    And what is his job?  He’s asking for a tax increase, according to him, to arm up to oppose the federal government.  His wackaloonery stops barely short of treason and a call to harm the president (if the FBI is worth its salt, it’s already got a dossier going on this guy — we put people in jail for less in Texas).  Tom Head’s job is to make sure the county is ready to deal with emergencies, and otherwise to make sure liaisons with the federal Department of Homeland Security are good.  Think “Fifth Column.”  Think “Quisling.”  If the Soviet Union did to a U.S. county what Tom Head is trying to do, we’d call it an act of war.

    He’s unfit for the job.  He’s crazy.  And he’s just one of tens of thousands of Republicans similarly unfit for their jobs in the nation.  Todd Akin.  Ted Cruz.  James Inhofe.  Tom Coburn.  Scott “Ahab” Walker.  They have a different “world view,” and that causes them to believe foolish things and act in ways detrimental or dangerous to America and freedom and democratic government. 

    It doesn’t matter what his title is.  He is dangerous, wrong, and he’s wasting public resources.

  • http://twitter.com/FearlessSon FearlessSon

    Given that the GOP elected officials doing it have *flat out said* “There is no real in-person voting fraud problem. We are doing this to give the election to Romney,” I  can’t figure why this hasn’t ended with more elected officials going to *jail*.

    Plausible deniability.  People are going for Richard Nixon electoral tactics, but learned their lesson about leaving paper trails.  Nixon could have plausibly denied a lot of stuff that happened, but there was just too much to connect him to it.  These days, they never even talk to the candidate they are supporting, they just funnel money through SuperPACs which talk to each other but not their supported candidate.  It allows them to use lots of underhanded tactics to pave that candidate’s way without actually involving the candidate in the dirty business.  

    Still, a Supreme Court crackdown on this kind of bullshit would be nice.  

  • Athenides

    I wonder if we could generate a paradox that would make these people’s heads explode by suggesting palm scanners to counteract all of that so-called “voter fraud” happening in poor and left-leaning districts. 

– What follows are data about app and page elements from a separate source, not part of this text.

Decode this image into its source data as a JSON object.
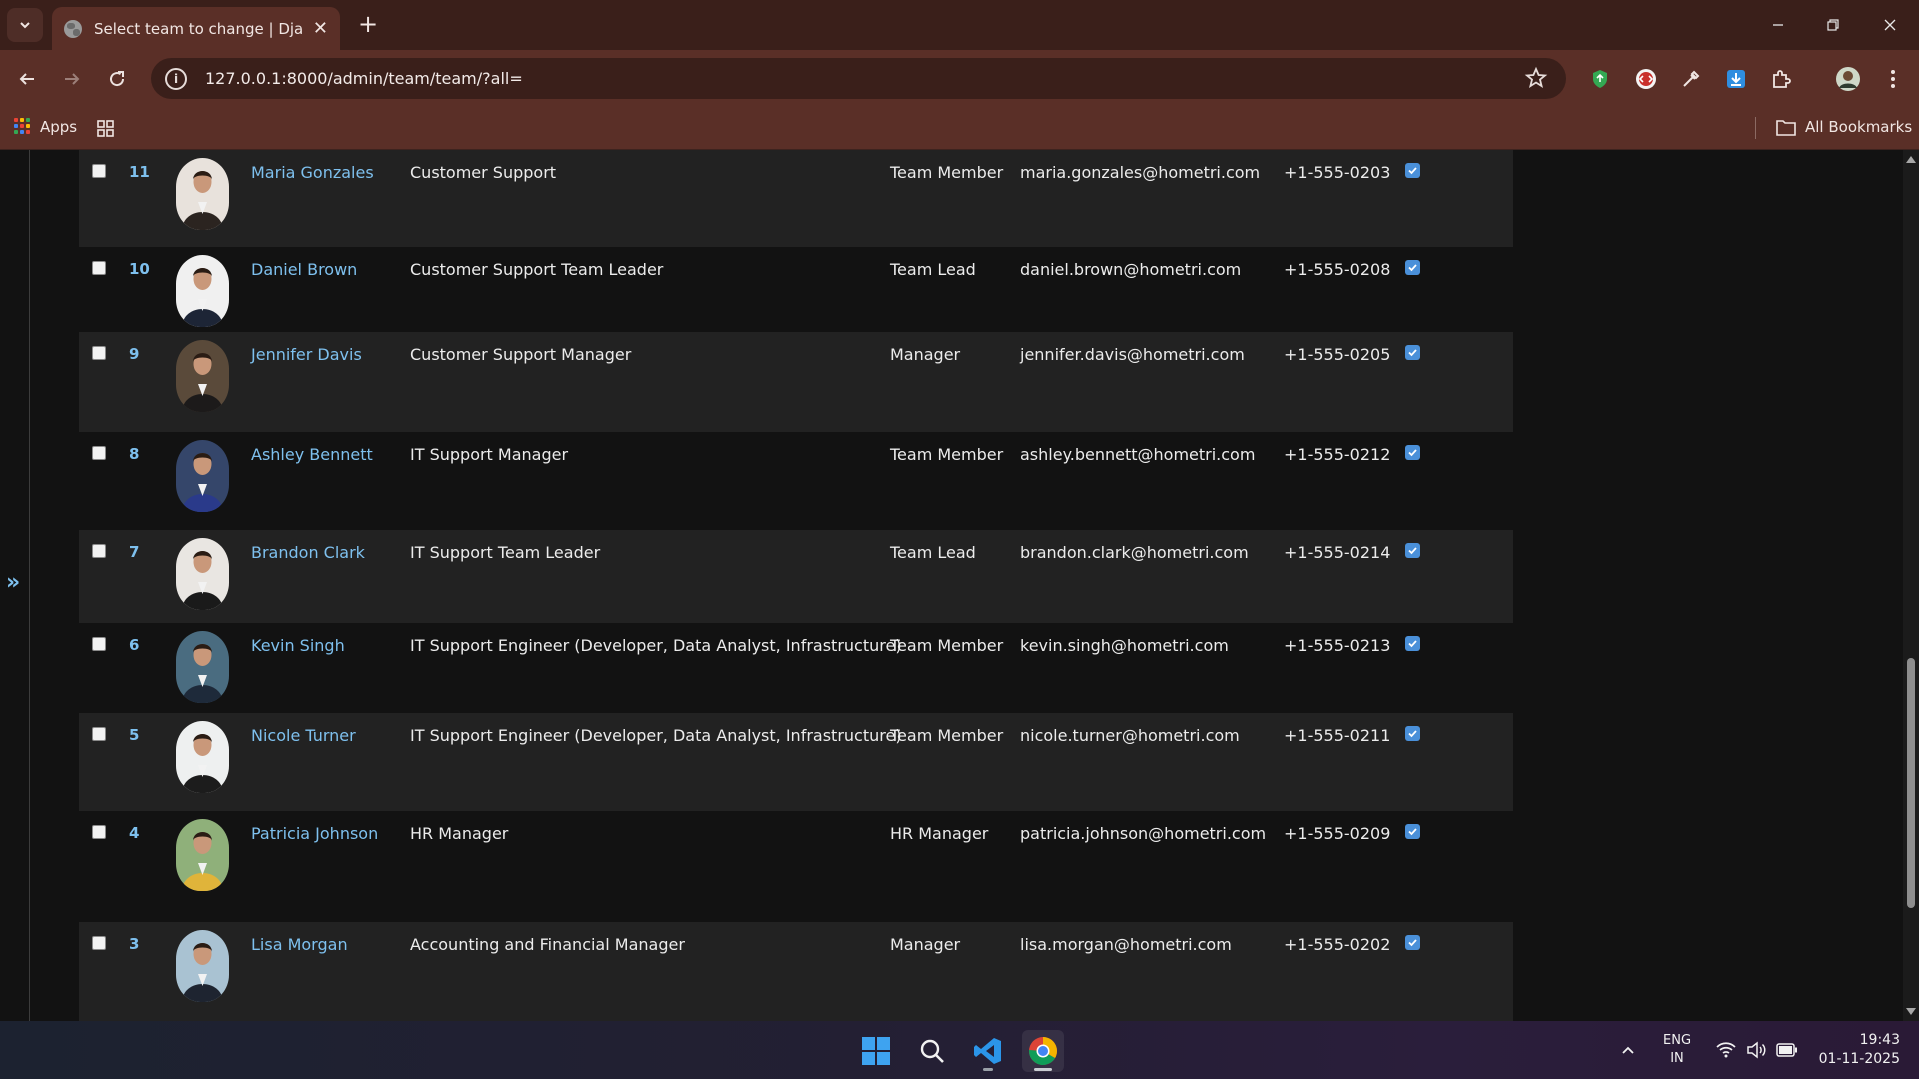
{
  "browser": {
    "tab_title": "Select team to change | Django",
    "url": "127.0.0.1:8000/admin/team/team/?all=",
    "bookmarks": {
      "apps_label": "Apps",
      "all_bookmarks_label": "All Bookmarks"
    }
  },
  "sidebar": {
    "toggle_glyph": "»"
  },
  "rows": [
    {
      "id": "11",
      "name": "Maria Gonzales",
      "position": "Customer Support",
      "role": "Team Member",
      "email": "maria.gonzales@hometri.com",
      "phone": "+1-555-0203",
      "active": true
    },
    {
      "id": "10",
      "name": "Daniel Brown",
      "position": "Customer Support Team Leader",
      "role": "Team Lead",
      "email": "daniel.brown@hometri.com",
      "phone": "+1-555-0208",
      "active": true
    },
    {
      "id": "9",
      "name": "Jennifer Davis",
      "position": "Customer Support Manager",
      "role": "Manager",
      "email": "jennifer.davis@hometri.com",
      "phone": "+1-555-0205",
      "active": true
    },
    {
      "id": "8",
      "name": "Ashley Bennett",
      "position": "IT Support Manager",
      "role": "Team Member",
      "email": "ashley.bennett@hometri.com",
      "phone": "+1-555-0212",
      "active": true
    },
    {
      "id": "7",
      "name": "Brandon Clark",
      "position": "IT Support Team Leader",
      "role": "Team Lead",
      "email": "brandon.clark@hometri.com",
      "phone": "+1-555-0214",
      "active": true
    },
    {
      "id": "6",
      "name": "Kevin Singh",
      "position": "IT Support Engineer (Developer, Data Analyst, Infrastructure)",
      "role": "Team Member",
      "email": "kevin.singh@hometri.com",
      "phone": "+1-555-0213",
      "active": true
    },
    {
      "id": "5",
      "name": "Nicole Turner",
      "position": "IT Support Engineer (Developer, Data Analyst, Infrastructure)",
      "role": "Team Member",
      "email": "nicole.turner@hometri.com",
      "phone": "+1-555-0211",
      "active": true
    },
    {
      "id": "4",
      "name": "Patricia Johnson",
      "position": "HR Manager",
      "role": "HR Manager",
      "email": "patricia.johnson@hometri.com",
      "phone": "+1-555-0209",
      "active": true
    },
    {
      "id": "3",
      "name": "Lisa Morgan",
      "position": "Accounting and Financial Manager",
      "role": "Manager",
      "email": "lisa.morgan@hometri.com",
      "phone": "+1-555-0202",
      "active": true
    }
  ],
  "taskbar": {
    "lang_line1": "ENG",
    "lang_line2": "IN",
    "time": "19:43",
    "date": "01-11-2025"
  },
  "colors": {
    "link": "#7ec0ee",
    "accent": "#4a90d9",
    "chrome": "#5a2f27"
  }
}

  • http://profile.yahoo.com/F64NWR2RGAJJMJ7XWTLX53MY7I Charles Thompson

     Yes lets put all Republicans we disagree with in mental institutions or jail so we can have a glorious one party state with welfare and bankruptcy for all… wait, what?? Sounds like somebody needs to take their meds.

  • http://profile.yahoo.com/F64NWR2RGAJJMJ7XWTLX53MY7I Charles Thompson

     The point, as I’m sure you’re aware unless you’re brain dead, is that you don’t take articles filled with basic fact errors seriously. This is garbage, that’s all. And they don’t even have the nerve to run a correction – basic journalism 101.

  • EllieMurasaki

    Quoted from the post:

    (Update: An explanatory note from Texan Charles Kuffner
    — “A ‘County Judge’ is not a person who wears a robe and conducts
    trials, though they do have the authority to do so in courts that don’t
    hear the major felony or civil cases. A ‘County Judge’ presides over the
    ‘Commissioners Court’,’ which is the governing body for counties in
    Texas. It’s a little like being the Mayor of a county.”)

    So the one fact error you specifically mentioned has been acknowledged and retracted. You say the article is “filled” with them; what others should we be concerned about? And are we to take your silence on this issue (because it’s been five days since the article went up and I think if there were any other fact errors somebody would have commented on them by now; this is a very high-traffic blog) as indication that our host got everything right?

  • http://twitter.com/FearlessSon FearlessSon

    These are people who believe the big “G” Government is something akin to the Empire from Star Wars: a nameless, faceless, wholly evil central power staffed by nameless, faceless toadies and goons (rather than, say, actual human beings).

    Speaking of, see this recent opening from The Colbert Report.


CLOSE | X

HIDE | X